Selbyville water shows high level of contaminant

On Oct. 18, the Selbyville Water Department released a public notice informing residents that the town’s drinking water recently violated a drinking-water standard, by having a maximum contaminant level (MCL) violation of trihalomethanes (TTHM) 7.3 parts per billion (ppb) over the permitted maximum, at 87.3 ppb.

“What [TTHM] is – it’s a disinfectant byproduct,” explained Town Administrator Robert Dickerson. “We have high organic carbons in our water, and carbon is a naturally occurring thing in water, but when it’s treated with chlorine, when it sits for a while, the chlorine starts breaking down and creating these byproducts.

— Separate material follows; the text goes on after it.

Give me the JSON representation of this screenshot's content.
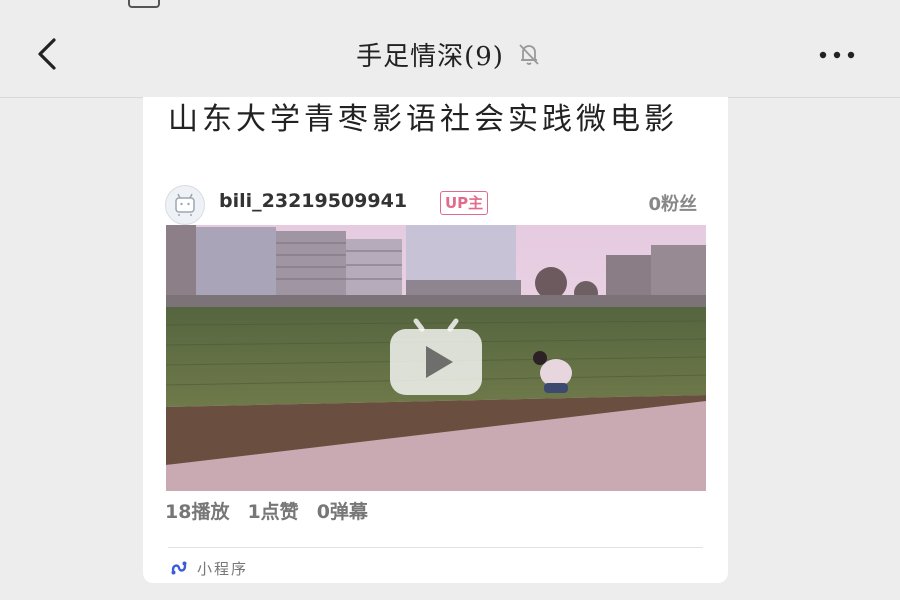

“We have to have disinfectant in the water to disinfect any bacteria,” he noted. “But the chlorine reacts to the carbon and breaks down when it sits in contact with it for a long time. It’s pretty common in this area to encounter this kind of disinfectant byproduct.”

Dickerson said the violation is different from the methyl tert-butyl ether violation, which the town recently passed a referendum for new drinking wells to address. He added that the Delaware Division of Health and Social Services’ Office of Drinking Water monitors the town’s water and tests it quarterly.

“Compliance is determined every quarter,” explained Public Water System Supervision Program Manager Anita Beckel. “So right now we’re in the October-November-December quarter and we’ll sample in December. Compliance is determined on a running annual average.”

Dickerson emphasized that users of the town’s water system should not panic because of the violation. If there was a water emergency, residents would be notified within 24 hours.

“It’s not an emergency. If it had been an emergency, we would’ve notified them immediately,” he said. “People drink water containing trihalomethanes in excess of the maximum contaminant level over many years may experience problems,” he acknowledged.

The public notice stated that residents do not need to boil their water or take other corrective actions before consuming it. It did however, state that residents with a “severely compromised immune system” or those who “have an infant, are pregnant, or elderly could be at an increased health risk” and should consult a doctor about consuming the water.

Officials at the Office of Drinking Water said that the Environmental Protection Agency recently lowered the MCL for TTHMS from 100 parts per billion to 80 parts per billion because some disinfectants and disinfection byproducts “have been shown to cause cancer and reproductive effects in lab animals and suggested bladder cancer and reproductive effects in humans.”

“That’s why we notified them, so they can make an informed decision,” said Beckel.

“To understand the possible health effects,” explained Dickerson, “a person would have to drink 2 liters of water every day at the maximum contaminant level for a lifetime to have a 1 in a million chance of having any health effects.”

Dickerson noted that the town’s TTHM levels have been decreasing over the last two quarters.

“I think we’ll be off notice the next quarter because our average has been coming down since December of 2010, when we had our highest level.”

He added that the December 2010 reading was 188.9 ppb, followed by a reading of 66 ppb and 14 ppb.

Beckel said that such a fluctuation is normal, but not entirely what she would expect.

“There is a high fluctuation. It’s a little bit opposite of what I would expect. Normally, we see TTHMS higher in the summertime, during the warm-weather months. With some of these ground water systems, what I’m seeing is higher levels in the winter. I’m attributing that to lower turnovers, that they’re not using as much water so there’s longer residence time in this distribution system, which allows more TTHMS to form over time.”

Dickerson said the Town is taking an active role in trying to find a solution to improve the quality of its drinking water.

“It’s something we’ve been working on. Our new wells that we’ve tested have a lower percentage of total organic carbon, so the chlorine will have less to react with.”

He added that the Town is also looking into pretreatments to lower total organic carbon for its processing system.

For more information, call Selbyville Town Hall at (302) 436-8313 or Sharon Scheers with the Office of Drinking Water at (302) 741-8627.